_Task details_
Copy each line below that includes "true".

_Stored data_

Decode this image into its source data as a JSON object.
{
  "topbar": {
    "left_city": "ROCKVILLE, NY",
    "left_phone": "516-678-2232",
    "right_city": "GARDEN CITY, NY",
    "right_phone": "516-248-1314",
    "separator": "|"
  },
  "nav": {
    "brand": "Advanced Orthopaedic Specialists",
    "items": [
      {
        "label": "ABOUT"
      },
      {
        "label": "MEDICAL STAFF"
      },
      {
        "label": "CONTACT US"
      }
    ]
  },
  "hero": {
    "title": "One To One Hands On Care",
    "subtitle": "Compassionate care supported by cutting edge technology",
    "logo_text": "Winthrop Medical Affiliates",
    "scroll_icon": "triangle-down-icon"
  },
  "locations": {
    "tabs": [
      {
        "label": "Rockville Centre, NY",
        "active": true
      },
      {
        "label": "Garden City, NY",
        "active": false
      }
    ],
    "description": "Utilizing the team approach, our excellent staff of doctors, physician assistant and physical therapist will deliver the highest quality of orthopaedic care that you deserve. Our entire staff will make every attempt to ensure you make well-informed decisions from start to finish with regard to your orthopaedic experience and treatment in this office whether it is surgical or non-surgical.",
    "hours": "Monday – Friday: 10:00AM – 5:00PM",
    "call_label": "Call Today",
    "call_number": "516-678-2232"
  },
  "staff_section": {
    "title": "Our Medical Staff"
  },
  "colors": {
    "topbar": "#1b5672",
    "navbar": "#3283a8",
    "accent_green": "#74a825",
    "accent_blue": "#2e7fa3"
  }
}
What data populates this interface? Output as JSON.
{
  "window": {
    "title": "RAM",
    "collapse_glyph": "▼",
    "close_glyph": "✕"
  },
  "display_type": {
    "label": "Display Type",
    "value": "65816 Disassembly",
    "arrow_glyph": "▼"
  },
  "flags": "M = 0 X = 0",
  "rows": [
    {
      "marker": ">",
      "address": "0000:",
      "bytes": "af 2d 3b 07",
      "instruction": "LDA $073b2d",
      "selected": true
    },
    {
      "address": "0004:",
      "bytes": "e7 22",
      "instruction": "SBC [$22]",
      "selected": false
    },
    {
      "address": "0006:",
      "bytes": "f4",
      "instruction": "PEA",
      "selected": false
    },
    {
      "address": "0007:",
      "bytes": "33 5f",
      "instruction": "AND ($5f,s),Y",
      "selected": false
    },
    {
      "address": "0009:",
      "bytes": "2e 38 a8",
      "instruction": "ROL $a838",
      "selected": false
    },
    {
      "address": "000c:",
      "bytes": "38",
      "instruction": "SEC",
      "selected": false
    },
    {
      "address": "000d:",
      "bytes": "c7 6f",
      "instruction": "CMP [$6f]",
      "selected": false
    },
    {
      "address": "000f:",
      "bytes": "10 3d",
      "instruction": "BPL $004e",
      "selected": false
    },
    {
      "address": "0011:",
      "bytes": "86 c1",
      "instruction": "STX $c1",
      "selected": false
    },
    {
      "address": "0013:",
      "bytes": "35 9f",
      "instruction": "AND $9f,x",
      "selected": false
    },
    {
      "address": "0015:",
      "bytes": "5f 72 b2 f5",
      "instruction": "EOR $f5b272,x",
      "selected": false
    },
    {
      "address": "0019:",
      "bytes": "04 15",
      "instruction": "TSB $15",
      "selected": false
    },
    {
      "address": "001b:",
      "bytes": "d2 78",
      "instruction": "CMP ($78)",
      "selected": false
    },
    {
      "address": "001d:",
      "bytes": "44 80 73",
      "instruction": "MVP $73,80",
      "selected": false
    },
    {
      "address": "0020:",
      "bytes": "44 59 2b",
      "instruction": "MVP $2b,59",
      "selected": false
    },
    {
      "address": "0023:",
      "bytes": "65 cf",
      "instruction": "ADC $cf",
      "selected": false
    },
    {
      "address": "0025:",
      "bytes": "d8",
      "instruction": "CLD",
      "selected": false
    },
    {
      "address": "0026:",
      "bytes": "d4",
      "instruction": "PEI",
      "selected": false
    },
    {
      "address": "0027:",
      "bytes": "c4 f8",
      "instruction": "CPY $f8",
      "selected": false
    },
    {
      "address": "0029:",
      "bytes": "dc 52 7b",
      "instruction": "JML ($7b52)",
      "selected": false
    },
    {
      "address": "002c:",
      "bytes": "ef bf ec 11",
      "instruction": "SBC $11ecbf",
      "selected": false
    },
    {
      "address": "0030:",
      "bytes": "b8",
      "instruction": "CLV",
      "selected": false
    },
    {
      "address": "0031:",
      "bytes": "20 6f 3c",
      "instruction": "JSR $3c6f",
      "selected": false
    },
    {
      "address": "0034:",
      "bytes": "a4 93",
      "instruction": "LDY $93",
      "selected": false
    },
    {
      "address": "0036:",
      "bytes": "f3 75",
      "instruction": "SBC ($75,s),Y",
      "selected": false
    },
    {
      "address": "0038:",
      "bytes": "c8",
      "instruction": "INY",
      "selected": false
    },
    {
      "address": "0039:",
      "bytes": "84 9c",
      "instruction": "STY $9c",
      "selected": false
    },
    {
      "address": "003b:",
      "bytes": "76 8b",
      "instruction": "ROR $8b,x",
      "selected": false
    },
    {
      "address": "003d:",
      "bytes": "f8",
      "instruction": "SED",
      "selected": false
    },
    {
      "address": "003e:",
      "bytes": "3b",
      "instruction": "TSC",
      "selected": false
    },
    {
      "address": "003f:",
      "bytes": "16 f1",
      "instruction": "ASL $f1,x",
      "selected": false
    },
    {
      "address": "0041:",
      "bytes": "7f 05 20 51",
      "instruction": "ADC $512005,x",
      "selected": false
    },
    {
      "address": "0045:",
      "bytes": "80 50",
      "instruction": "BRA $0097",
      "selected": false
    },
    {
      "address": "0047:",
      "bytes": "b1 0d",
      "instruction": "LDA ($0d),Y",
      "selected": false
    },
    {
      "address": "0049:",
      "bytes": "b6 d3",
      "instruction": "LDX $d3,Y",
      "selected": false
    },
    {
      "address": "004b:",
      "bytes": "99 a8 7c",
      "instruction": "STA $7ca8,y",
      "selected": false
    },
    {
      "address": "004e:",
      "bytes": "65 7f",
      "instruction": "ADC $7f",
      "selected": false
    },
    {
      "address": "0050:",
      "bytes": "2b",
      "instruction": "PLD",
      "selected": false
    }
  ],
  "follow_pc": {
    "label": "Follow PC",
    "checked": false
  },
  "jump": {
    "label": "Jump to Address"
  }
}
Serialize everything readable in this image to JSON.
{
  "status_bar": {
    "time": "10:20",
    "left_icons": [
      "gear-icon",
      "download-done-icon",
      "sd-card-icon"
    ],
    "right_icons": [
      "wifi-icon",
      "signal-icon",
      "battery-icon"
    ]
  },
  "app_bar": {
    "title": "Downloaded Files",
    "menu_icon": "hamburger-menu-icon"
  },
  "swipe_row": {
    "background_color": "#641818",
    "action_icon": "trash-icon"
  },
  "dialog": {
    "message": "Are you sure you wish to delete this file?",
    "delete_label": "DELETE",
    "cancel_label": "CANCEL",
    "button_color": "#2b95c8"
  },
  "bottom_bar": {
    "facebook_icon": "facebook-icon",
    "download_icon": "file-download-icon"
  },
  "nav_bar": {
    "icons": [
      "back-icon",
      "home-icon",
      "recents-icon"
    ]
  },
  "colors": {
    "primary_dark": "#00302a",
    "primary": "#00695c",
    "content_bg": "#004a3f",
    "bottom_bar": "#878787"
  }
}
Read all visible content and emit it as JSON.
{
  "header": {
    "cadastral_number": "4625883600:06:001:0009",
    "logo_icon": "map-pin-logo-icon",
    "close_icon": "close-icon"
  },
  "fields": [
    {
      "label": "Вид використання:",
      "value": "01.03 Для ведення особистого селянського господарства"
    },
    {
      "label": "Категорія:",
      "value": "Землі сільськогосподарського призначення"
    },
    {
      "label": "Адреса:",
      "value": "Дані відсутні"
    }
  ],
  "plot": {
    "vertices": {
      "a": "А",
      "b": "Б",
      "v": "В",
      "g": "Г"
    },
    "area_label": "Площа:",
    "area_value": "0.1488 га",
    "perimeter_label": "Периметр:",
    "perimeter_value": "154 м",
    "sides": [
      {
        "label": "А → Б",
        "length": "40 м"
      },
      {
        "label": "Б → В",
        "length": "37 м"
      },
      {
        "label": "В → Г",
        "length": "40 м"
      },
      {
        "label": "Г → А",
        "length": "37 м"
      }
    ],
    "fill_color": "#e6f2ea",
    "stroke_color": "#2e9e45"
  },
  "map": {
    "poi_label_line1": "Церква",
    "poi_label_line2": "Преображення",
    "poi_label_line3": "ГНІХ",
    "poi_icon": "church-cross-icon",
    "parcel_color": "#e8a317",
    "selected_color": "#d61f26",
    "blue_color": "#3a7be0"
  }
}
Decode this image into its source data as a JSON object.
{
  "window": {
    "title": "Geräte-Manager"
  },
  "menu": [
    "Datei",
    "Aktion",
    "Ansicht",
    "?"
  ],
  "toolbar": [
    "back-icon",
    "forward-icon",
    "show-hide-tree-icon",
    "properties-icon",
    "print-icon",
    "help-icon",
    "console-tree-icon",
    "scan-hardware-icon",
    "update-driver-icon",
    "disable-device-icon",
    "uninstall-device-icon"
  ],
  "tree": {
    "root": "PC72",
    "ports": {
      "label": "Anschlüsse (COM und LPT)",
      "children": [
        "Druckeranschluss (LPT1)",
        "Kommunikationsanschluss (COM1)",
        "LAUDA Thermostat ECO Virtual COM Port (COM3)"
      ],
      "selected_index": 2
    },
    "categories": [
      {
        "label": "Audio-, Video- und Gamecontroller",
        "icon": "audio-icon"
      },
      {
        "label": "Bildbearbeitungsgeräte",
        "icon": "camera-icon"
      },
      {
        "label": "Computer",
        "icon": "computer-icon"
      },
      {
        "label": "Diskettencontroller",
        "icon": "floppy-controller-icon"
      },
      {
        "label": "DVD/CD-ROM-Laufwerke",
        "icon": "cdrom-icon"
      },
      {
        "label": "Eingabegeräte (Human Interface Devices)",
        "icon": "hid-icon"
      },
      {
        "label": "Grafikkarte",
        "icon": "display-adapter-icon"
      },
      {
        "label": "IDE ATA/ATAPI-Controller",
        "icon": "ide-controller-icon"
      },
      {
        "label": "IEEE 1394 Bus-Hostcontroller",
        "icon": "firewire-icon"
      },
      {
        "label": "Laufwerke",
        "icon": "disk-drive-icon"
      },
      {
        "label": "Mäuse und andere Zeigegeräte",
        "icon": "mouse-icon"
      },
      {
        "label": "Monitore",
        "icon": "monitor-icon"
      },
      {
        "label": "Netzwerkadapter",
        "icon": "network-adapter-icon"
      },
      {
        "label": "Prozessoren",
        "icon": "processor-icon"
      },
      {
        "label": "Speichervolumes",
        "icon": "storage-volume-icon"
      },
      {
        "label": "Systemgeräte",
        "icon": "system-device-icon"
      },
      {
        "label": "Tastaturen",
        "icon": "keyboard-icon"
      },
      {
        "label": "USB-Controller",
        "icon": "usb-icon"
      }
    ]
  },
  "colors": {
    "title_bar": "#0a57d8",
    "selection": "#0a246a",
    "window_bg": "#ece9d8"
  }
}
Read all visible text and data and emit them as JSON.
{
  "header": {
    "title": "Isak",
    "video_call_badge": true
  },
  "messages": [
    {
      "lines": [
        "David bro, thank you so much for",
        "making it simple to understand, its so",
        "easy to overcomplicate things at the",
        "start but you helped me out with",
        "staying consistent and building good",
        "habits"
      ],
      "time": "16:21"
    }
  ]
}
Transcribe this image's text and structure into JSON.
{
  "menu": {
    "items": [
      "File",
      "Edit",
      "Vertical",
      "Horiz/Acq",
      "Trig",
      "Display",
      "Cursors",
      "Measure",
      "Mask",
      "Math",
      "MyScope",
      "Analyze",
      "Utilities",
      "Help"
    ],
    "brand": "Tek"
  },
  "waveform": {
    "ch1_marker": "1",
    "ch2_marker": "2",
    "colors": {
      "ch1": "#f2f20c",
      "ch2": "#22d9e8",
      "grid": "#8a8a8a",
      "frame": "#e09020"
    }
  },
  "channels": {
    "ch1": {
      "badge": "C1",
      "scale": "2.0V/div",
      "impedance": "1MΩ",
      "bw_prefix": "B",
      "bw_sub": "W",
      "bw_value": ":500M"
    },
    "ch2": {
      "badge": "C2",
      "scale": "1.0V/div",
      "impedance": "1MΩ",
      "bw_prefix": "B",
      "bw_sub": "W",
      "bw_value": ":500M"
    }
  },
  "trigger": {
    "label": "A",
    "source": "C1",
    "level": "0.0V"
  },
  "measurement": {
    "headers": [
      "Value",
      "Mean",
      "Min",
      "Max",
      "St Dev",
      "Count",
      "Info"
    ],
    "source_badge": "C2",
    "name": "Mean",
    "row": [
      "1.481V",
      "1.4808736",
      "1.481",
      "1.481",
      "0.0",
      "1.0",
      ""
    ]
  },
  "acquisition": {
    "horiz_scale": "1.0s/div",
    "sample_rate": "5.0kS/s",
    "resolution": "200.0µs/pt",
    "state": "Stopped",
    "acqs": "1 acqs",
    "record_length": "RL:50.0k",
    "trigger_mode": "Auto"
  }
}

_Task result_
        "active": true
      "selected": true
    "video_call_badge": true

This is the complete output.